Data for analysis:
------------------------------------------------------------------------

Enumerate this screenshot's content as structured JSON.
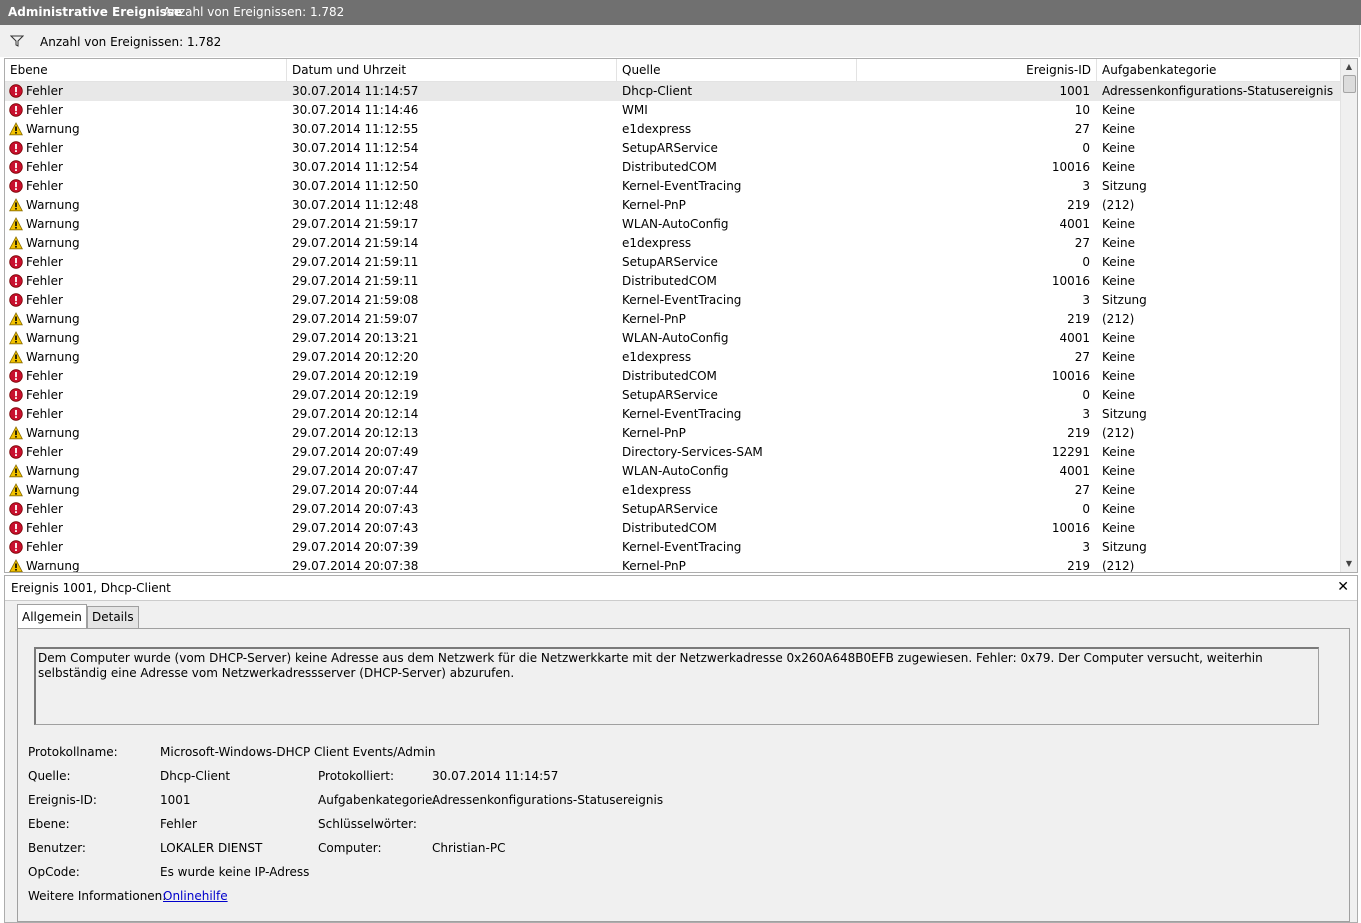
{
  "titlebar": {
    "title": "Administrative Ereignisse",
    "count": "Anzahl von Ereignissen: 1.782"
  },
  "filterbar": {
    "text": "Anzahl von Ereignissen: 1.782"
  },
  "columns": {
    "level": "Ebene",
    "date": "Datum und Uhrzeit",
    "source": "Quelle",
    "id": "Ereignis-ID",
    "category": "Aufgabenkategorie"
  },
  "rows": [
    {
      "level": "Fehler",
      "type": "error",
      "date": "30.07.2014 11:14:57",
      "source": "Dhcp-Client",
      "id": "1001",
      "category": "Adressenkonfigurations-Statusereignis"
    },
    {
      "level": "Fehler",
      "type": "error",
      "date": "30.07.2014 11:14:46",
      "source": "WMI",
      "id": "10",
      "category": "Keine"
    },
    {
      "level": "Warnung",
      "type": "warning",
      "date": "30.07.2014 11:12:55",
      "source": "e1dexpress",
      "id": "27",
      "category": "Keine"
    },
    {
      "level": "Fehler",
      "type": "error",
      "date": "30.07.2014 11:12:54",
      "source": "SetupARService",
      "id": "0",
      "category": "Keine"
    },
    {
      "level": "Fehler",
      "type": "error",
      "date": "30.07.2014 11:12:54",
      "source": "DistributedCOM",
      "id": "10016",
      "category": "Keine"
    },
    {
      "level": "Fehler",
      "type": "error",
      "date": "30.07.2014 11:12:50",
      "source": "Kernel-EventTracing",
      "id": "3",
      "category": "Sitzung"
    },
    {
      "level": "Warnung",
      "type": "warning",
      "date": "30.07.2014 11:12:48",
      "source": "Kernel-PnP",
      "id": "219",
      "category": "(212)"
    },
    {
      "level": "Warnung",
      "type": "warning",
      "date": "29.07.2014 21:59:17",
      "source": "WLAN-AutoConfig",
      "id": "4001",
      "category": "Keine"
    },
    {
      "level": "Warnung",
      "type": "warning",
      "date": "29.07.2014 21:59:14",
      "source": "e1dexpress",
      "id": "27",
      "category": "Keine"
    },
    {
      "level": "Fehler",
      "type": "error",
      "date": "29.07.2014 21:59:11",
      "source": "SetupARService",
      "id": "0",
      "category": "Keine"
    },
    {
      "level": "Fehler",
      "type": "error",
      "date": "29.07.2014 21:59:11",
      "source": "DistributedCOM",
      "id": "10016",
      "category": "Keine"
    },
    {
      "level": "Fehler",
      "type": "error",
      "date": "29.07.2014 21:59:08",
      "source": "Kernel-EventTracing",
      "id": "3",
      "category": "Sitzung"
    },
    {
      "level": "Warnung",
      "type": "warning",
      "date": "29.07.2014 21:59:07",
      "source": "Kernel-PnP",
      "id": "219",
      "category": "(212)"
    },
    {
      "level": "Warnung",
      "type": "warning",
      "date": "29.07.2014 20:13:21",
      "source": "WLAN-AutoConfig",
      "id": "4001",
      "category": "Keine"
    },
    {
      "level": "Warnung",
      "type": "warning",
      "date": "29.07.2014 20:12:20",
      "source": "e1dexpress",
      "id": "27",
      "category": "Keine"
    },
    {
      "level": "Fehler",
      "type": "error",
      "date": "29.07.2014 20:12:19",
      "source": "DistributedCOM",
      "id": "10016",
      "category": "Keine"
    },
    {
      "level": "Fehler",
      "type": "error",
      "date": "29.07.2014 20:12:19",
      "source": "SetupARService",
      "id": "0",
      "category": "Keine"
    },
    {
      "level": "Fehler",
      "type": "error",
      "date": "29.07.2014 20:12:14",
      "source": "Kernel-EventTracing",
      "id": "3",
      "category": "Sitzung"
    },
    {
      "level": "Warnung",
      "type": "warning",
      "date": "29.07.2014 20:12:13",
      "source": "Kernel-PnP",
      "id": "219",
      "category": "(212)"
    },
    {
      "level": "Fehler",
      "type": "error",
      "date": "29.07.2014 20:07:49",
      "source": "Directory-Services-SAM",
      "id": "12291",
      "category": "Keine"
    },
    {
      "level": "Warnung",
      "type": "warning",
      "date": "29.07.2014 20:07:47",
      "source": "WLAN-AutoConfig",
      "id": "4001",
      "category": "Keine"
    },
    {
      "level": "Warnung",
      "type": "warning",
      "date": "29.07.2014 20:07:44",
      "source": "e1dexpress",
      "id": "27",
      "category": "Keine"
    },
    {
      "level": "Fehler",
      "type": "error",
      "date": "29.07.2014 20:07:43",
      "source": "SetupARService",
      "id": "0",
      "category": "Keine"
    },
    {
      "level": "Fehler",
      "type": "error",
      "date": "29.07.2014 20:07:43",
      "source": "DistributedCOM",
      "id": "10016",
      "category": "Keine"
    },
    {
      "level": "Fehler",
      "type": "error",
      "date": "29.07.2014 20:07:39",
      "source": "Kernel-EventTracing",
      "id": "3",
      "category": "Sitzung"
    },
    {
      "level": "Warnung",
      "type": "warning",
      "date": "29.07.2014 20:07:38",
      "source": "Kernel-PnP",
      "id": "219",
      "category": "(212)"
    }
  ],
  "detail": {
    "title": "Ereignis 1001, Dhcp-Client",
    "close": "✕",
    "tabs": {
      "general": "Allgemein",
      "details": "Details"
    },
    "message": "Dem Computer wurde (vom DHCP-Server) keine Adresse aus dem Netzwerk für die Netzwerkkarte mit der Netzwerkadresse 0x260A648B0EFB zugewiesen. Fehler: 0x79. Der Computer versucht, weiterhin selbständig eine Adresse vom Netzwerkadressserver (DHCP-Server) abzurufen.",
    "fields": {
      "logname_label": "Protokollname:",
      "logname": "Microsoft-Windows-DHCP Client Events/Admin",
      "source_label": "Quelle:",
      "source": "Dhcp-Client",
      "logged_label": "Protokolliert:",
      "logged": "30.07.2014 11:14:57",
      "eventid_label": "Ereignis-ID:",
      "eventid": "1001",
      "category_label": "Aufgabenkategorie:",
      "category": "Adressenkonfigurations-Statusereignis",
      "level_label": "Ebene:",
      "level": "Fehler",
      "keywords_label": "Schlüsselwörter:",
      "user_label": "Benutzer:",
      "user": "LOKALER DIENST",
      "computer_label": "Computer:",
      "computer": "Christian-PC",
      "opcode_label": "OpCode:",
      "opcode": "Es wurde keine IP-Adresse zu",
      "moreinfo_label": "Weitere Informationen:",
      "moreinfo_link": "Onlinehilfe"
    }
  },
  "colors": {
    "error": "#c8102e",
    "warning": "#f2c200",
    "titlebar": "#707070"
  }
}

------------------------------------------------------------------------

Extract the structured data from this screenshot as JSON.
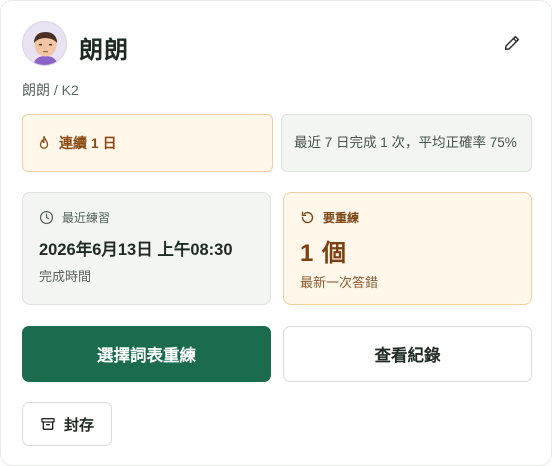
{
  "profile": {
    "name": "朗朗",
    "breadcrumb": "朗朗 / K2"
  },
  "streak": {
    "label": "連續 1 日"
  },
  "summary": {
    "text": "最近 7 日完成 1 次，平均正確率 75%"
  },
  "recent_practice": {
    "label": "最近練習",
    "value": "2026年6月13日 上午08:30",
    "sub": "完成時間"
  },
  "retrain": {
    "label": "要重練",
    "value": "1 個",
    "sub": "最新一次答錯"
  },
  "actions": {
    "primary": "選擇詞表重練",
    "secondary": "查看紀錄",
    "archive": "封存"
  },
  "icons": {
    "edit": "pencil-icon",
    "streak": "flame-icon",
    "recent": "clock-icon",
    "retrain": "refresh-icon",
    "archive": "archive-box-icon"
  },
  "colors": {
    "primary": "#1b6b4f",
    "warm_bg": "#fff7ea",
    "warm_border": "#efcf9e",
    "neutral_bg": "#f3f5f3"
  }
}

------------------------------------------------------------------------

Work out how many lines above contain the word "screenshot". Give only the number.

Task output: 2